Introduced in September of 1994 according to Mr. Breakfast, Pop-Tarts Crunch had the same allure as French Toast Crunch (which, incidentally, hit shelves at roughly the same time): The cereal pieces looked like versions of real-life foods that had been hit by Wayne Szalinski's shrink ray. The self-proclaimed “Pop-Tarts for your spoon” came in two flavors, Strawberry and Brown Sugar Cinnamon — arguably two of the most beloved Pop-Tarts flavors of all time — with each crunchy cereal piece hiding a core of delicious Pop-Tarts-esque filling. A cereal that consisted of itty-bitty Pop-Tarts meant that we could now serve the breakfast of champions to our favorite toys… and even if we were considered “too old” to play with dolls and action figures? It didn't really matter. Tiny food is inherently delightful and adorable, so of course it would inspire a hit song, right?

rsvrdg2 on YouTube

...OK, so maybe that wasn't exactly a hit song. It was, however, a perfect example of the quintessential '90s commercial, which is matched only by its counterpart:

Gaugzilla on YouTube

Yep — that's Marla Sokoloff, aka Gia from Full House. Never underestimate the power of the early career commercial.

Alas, though, Pop-Tarts Crunch never caught on. Why? Nobody really knows. I can't imagine that kids didn't want to eat it; on the contrary, it's one of many discontinued foods its followers have found notable enough to campaign for its return. I'm pretty sure it had more to do with what those kids' parents wanted, because let's face it: When it comes to healthy breakfasts, pastries and pastry-inspired foods are very rarely your best options. In any event, it had vanished in 1995, leaving tiny Pop-Tarts Crunch-shaped holes in all of our cereal-loving lives. According to Kellogg's, there aren't any plans to bring it back in the works, either — although I suppose a miracle might always occur. Stranger things have happened, right?

Can you get a hold of Pop-Tarts Crunch today? Not easily — all I could find on eBay was a Pop-Tarts Crunch-shaped fridge magnet, and even if you did find a box, I doubt you'd want to eat a bowl of 20-year-old cereal, anyway. But there are a few other options available that approximate the experience of eating Pop-Tarts Crunch, even if the match isn't exact: Kellogg's Krave cereal, for example, is similar in concept (rectangular pieces of cereal filled with something delicious — chocolate, in this case) — and did I mention that we have a recipe for mini-Pop-Tarts cereal in our archives here at Bustle? Because we do. Is it a little labor intensive? Well, yes — but I would argue that the pay-off of being able to eat a customized version of a lost childhood classic is worth it. Or at least, it's worth it for the kitchen-inclined.

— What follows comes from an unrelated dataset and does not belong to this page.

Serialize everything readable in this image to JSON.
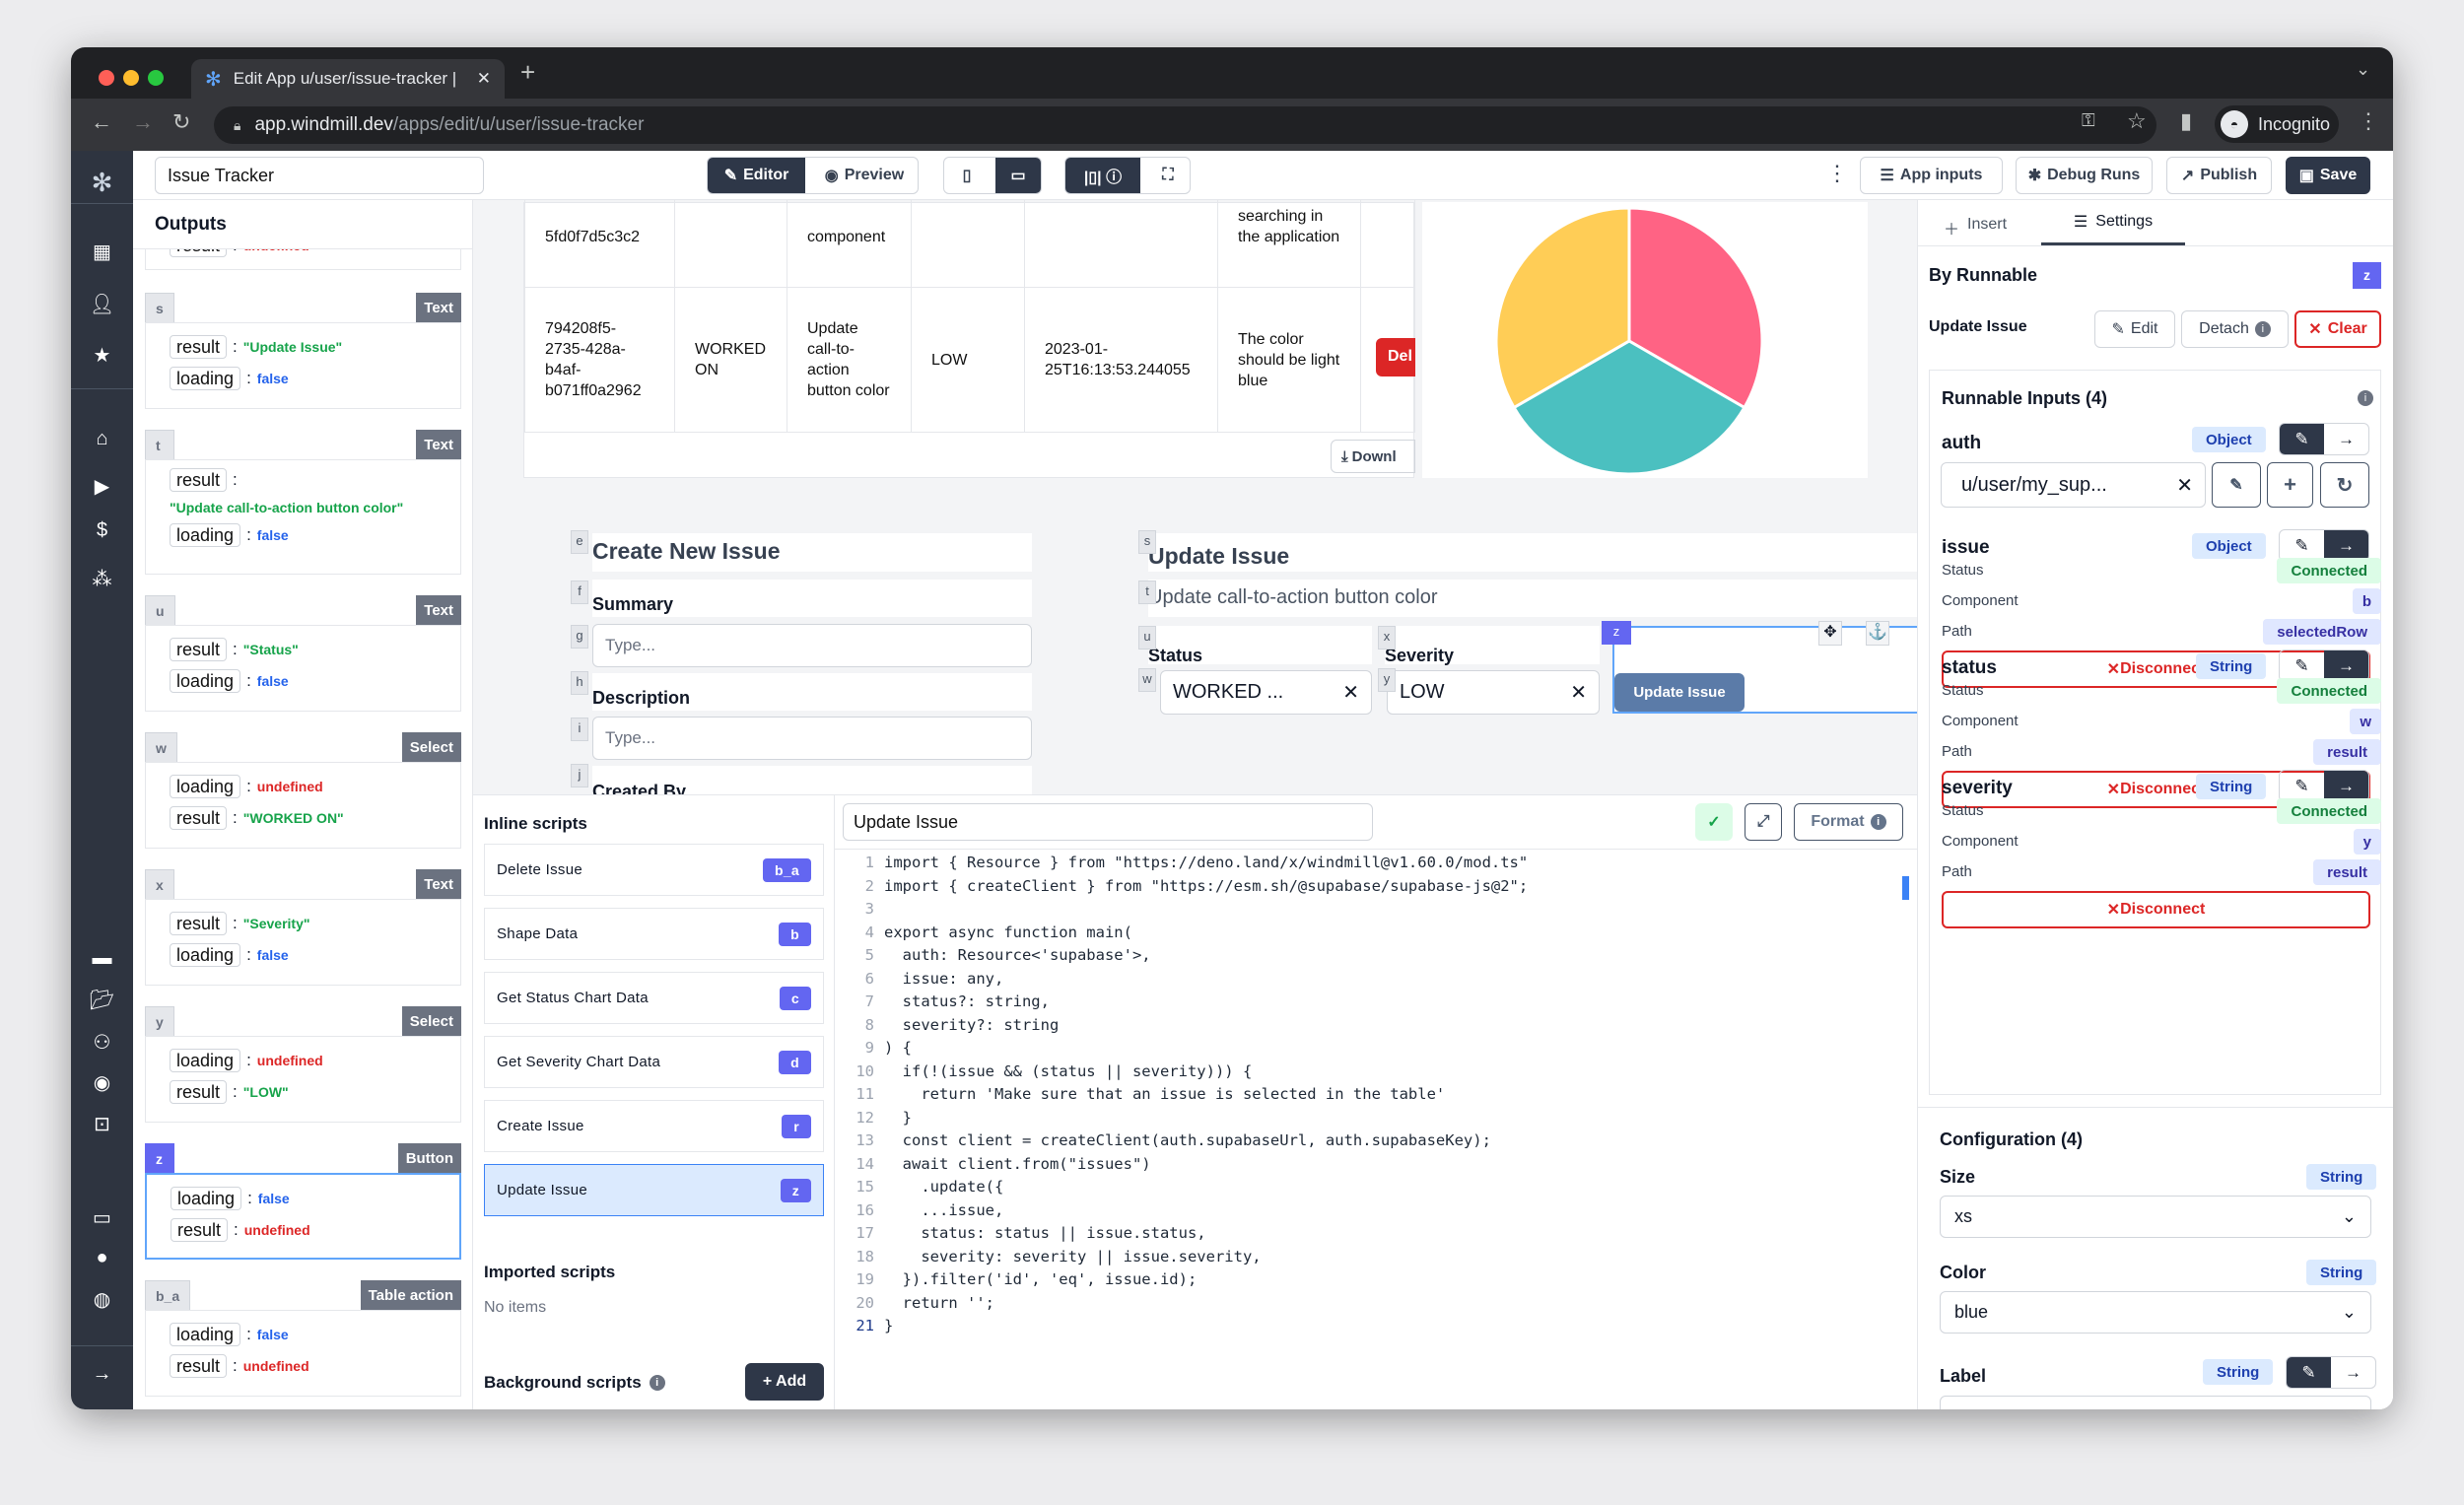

So there you have it: A brief history of the rise and fall of Pop-Tarts Crunch cereal. Now if you'll excuse me, I've got some work to do on that super secret shrink ray I'm working on.

...I mean...

...Blast. I guess my cover's blown now, isn't it? Shhhh. Tell no one.

Images: @poptarts411/Instagram; Giphy; Dfilms/Tumblr